• _Activity_
When you have gone through the records below, state only how many lines include the word "What".

(Interface dataset entries)
++++++++++++++++++++

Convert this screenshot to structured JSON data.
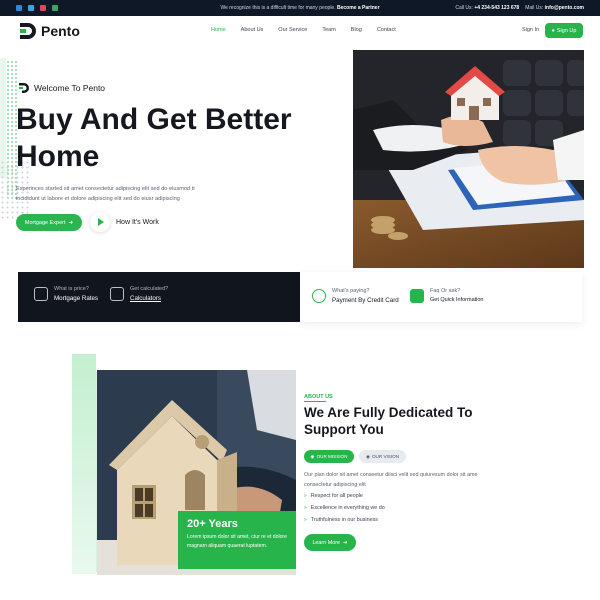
{
  "topbar": {
    "notice_text": "We recognize this is a difficult time for many people.",
    "notice_link": "Become a Partner",
    "call_label": "Call Us:",
    "call_value": "+4 234-543 123 678",
    "mail_label": "Mail Us:",
    "mail_value": "info@pento.com",
    "social_icons": [
      "facebook-icon",
      "twitter-icon",
      "pinterest-icon",
      "instagram-icon"
    ]
  },
  "header": {
    "brand": "Pento",
    "nav": [
      "Home",
      "About Us",
      "Our Service",
      "Team",
      "Blog",
      "Contact"
    ],
    "active_nav": "Home",
    "signin": "Sign In",
    "signup": "Sign Up"
  },
  "hero": {
    "welcome": "Welcome To Pento",
    "title_line1": "Buy And Get Better",
    "title_line2": "Home",
    "desc_line1": "Experinces started sit amet consectetur adipiscing elit sed do eiusmod tr",
    "desc_line2": "incididunt ut labore et dolore adipiscing elit sed do eiusr adipiscing",
    "primary_button": "Mortgage Expert",
    "video_link": "How It's Work"
  },
  "strip": {
    "items": [
      {
        "title": "What is price?",
        "value": "Mortgage Rates",
        "icon": "money-icon"
      },
      {
        "title": "Get calculated?",
        "value": "Calculators",
        "icon": "calculator-icon"
      },
      {
        "title": "What's paying?",
        "value": "Payment By Credit Card",
        "icon": "dollar-icon"
      },
      {
        "title": "Faq Or ask?",
        "value": "Get Quick Information",
        "icon": "person-icon"
      }
    ]
  },
  "about": {
    "years_title": "20+ Years",
    "years_desc": "Lorem ipsum dolor sit amet, ctur re et dolore magnam aliquam quaerat luptatem.",
    "tag": "ABOUT US",
    "title_line1": "We Are Fully Dedicated To",
    "title_line2": "Support You",
    "tabs": [
      "OUR MISSION",
      "OUR VISION"
    ],
    "desc": "Our plan dolor sit amet conseetur diisci velit sed quiuresum dolor sit ame consectetur adipiscing elit",
    "features": [
      "Respect for all people",
      "Excellence in everything we do",
      "Truthfulness in our business"
    ],
    "button": "Learn More"
  },
  "colors": {
    "brand_green": "#27b44a",
    "dark_navy": "#11151d",
    "text_dark": "#15181e"
  }
}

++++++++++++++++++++

• _Reply_
2